TRY IT
Which of the lines in the records below hold the string "JSON"? Copy every one of them.

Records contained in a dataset
=======

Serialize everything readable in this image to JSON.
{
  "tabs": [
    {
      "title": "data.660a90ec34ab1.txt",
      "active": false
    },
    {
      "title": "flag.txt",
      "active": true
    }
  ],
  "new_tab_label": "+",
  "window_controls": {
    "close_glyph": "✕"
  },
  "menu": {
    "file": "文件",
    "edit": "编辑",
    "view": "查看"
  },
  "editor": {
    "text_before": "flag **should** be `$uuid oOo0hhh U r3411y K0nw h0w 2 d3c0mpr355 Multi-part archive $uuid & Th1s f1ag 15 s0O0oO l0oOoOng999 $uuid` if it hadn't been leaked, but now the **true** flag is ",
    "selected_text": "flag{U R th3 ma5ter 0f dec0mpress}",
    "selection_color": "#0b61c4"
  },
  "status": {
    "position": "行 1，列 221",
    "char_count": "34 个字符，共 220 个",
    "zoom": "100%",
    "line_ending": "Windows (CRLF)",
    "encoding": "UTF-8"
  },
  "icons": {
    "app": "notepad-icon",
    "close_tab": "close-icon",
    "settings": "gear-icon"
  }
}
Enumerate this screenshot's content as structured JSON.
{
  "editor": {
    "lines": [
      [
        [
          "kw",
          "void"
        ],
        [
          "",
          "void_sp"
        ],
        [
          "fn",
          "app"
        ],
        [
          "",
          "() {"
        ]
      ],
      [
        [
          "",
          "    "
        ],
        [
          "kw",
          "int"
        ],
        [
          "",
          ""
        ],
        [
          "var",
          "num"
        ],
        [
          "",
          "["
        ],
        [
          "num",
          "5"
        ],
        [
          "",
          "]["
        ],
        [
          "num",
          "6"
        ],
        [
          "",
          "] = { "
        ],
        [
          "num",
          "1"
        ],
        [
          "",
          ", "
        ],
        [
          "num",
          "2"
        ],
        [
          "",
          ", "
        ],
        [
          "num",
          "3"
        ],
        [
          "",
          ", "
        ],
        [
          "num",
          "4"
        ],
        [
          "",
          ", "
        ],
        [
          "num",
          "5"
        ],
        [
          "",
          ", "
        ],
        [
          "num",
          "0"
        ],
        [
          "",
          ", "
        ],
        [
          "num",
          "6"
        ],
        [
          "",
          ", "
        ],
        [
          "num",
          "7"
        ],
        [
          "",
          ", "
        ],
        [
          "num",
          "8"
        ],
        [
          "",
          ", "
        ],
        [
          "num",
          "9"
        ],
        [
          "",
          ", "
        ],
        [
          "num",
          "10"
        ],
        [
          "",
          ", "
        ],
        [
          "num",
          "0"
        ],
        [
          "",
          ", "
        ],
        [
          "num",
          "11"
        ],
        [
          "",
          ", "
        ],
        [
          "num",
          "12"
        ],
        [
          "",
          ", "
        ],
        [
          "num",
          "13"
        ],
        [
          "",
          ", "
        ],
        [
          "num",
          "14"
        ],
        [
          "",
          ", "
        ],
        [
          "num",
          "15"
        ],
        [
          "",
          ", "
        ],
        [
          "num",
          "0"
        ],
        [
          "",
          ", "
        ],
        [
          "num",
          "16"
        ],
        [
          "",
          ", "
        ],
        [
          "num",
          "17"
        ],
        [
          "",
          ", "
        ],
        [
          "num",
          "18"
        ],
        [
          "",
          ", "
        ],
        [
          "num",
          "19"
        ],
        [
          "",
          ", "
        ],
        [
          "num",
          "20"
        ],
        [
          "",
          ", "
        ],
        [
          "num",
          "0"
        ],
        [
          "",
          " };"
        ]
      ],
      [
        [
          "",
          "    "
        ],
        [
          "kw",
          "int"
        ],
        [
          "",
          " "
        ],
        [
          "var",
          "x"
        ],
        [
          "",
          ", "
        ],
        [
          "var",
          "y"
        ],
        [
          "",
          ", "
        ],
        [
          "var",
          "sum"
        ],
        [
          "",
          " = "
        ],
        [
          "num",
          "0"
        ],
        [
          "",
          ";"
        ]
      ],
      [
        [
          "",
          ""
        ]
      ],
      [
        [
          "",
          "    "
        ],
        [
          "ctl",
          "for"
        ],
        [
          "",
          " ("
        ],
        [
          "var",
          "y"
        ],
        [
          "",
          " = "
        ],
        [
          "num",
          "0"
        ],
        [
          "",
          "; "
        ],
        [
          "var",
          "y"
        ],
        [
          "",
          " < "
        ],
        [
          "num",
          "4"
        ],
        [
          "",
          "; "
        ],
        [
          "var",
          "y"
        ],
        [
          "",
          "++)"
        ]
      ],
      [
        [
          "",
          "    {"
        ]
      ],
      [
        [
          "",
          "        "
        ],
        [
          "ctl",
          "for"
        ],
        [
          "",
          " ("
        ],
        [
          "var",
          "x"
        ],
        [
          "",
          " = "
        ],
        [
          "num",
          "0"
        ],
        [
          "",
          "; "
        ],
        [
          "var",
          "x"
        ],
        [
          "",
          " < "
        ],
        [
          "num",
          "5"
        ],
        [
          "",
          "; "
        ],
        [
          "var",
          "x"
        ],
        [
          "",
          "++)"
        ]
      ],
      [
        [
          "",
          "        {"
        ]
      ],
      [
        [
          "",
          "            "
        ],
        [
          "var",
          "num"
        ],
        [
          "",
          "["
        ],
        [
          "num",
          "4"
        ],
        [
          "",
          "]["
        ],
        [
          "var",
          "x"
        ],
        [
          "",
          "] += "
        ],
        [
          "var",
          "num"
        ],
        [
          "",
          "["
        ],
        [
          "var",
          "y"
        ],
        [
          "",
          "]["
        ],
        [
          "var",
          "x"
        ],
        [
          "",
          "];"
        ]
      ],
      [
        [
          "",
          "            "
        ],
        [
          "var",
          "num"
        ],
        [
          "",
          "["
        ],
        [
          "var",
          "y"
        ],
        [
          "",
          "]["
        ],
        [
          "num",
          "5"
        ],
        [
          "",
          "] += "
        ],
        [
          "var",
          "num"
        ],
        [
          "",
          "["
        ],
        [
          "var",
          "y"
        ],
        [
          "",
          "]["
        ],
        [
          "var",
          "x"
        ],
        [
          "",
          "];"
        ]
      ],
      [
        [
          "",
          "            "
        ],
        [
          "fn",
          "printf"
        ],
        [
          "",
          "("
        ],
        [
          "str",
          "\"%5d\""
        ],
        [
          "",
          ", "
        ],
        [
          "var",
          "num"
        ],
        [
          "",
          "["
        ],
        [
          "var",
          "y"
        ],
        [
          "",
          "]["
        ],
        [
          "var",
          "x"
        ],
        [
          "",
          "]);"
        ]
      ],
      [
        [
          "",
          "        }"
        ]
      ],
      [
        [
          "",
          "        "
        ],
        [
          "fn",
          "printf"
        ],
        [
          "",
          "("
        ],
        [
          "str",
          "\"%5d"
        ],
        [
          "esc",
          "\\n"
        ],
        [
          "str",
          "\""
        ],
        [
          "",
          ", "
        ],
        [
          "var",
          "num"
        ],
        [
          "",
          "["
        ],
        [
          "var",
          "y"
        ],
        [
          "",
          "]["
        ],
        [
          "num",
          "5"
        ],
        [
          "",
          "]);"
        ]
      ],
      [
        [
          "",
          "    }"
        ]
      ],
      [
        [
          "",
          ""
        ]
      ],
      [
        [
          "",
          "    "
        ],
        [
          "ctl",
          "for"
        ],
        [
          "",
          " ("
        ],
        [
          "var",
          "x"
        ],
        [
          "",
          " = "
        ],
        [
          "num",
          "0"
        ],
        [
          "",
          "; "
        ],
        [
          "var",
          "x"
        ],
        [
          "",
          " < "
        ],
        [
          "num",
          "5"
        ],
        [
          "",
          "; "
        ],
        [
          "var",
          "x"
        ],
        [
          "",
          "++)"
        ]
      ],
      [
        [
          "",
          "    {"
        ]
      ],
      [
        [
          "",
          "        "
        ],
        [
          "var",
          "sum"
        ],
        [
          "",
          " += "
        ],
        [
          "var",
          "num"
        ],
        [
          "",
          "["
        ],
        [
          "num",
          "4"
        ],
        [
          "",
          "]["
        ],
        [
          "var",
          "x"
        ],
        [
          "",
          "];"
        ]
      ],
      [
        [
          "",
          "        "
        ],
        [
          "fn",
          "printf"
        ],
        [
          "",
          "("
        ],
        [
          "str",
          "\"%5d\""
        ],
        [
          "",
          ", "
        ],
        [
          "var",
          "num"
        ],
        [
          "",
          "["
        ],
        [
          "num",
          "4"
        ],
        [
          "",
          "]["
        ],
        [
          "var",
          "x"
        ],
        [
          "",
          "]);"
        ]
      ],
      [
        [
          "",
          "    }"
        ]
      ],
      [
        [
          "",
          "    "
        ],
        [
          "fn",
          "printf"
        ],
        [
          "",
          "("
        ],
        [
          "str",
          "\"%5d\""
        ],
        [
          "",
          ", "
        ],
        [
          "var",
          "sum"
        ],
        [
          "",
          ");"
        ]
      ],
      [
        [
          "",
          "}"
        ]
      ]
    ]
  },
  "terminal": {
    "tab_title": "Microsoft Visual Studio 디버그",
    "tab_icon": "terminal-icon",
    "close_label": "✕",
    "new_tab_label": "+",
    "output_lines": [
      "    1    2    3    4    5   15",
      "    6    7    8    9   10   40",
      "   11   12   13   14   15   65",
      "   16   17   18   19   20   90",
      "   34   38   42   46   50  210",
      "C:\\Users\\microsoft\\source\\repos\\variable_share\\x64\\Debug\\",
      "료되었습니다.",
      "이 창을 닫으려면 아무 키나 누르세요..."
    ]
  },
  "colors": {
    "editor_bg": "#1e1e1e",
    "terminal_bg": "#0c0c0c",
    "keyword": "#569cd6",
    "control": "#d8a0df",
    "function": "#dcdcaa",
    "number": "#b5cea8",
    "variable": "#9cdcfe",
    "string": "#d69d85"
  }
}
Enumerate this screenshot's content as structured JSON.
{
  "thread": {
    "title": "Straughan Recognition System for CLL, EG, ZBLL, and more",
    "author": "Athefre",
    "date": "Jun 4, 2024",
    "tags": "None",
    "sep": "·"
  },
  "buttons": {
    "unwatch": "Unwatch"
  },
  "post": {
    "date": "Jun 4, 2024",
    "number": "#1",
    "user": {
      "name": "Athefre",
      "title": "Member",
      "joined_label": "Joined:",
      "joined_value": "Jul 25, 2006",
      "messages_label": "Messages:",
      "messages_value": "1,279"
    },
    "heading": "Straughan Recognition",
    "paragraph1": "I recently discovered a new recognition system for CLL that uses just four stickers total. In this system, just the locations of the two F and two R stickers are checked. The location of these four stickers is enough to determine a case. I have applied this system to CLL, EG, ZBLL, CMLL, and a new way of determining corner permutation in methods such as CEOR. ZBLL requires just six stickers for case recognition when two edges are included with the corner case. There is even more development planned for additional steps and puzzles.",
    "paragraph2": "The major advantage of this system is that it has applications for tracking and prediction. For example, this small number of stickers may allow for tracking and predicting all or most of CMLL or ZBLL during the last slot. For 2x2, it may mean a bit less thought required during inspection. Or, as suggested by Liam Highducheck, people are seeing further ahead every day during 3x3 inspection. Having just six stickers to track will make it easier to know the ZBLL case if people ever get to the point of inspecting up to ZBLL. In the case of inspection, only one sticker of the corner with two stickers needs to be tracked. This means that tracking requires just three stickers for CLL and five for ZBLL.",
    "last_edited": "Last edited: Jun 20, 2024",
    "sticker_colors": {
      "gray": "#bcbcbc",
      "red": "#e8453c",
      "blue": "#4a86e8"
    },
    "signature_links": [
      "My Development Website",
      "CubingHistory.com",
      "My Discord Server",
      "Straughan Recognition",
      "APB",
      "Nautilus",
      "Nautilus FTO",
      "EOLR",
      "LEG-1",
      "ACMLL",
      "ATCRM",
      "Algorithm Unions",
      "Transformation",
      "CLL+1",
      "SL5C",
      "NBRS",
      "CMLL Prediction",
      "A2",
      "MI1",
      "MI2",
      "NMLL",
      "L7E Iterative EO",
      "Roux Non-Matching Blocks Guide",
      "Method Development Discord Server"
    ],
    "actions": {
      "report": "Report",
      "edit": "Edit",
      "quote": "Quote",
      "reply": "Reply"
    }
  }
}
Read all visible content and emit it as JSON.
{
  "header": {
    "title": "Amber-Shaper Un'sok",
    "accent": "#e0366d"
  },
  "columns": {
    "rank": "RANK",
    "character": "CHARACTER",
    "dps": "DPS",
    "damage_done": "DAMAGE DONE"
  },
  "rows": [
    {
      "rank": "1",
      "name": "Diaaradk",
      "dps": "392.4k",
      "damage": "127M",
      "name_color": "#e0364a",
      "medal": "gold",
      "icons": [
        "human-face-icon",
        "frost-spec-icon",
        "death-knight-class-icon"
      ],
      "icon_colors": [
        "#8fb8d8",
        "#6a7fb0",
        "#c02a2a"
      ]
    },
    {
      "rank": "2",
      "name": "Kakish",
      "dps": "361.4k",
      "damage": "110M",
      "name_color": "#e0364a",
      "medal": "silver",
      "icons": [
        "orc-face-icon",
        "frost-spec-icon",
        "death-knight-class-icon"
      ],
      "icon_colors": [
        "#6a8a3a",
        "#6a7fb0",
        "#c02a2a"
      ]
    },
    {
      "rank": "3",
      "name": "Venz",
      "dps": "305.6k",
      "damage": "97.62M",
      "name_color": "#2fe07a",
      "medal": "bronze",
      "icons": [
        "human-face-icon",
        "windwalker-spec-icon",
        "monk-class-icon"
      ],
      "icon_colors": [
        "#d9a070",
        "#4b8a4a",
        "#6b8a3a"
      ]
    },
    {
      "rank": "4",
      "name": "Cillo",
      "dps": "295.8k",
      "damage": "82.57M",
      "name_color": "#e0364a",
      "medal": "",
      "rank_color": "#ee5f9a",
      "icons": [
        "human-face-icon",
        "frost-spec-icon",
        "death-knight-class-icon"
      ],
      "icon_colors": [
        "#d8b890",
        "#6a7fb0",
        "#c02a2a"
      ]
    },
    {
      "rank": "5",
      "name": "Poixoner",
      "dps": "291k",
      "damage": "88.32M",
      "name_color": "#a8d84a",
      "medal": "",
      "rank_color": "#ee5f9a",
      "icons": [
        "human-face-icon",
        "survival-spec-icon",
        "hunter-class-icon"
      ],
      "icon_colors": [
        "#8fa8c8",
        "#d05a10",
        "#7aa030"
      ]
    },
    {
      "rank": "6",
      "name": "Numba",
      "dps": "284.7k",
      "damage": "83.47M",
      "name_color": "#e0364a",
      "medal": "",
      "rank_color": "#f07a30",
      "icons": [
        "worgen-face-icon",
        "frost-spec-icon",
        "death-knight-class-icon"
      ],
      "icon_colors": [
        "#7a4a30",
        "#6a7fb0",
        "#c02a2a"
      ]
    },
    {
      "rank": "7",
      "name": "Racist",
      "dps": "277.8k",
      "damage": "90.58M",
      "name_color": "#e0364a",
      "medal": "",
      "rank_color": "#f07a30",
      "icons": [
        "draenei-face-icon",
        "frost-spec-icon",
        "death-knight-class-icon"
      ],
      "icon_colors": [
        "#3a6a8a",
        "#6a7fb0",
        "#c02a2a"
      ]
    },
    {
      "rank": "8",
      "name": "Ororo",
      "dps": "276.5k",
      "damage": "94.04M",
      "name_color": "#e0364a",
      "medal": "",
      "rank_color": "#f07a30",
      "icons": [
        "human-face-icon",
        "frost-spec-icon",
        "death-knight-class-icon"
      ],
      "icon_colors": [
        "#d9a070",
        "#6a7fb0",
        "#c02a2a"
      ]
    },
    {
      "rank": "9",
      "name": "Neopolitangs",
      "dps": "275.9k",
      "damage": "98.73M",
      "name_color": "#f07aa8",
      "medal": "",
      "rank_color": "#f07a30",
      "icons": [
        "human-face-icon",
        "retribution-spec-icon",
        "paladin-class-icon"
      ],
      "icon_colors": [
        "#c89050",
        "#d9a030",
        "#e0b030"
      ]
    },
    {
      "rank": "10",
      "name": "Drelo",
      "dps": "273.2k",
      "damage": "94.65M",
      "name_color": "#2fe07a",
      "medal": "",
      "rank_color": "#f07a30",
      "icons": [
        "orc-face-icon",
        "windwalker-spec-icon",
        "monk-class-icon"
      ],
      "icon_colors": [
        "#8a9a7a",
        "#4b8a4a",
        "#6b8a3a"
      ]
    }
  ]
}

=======

RESULT OF THE EXERCISE
Serialize everything readable in this image to JSON.
Enumerate this screenshot's content as structured JSON.
Enumerate this screenshot's content as structured JSON.
Read all visible content and emit it as JSON.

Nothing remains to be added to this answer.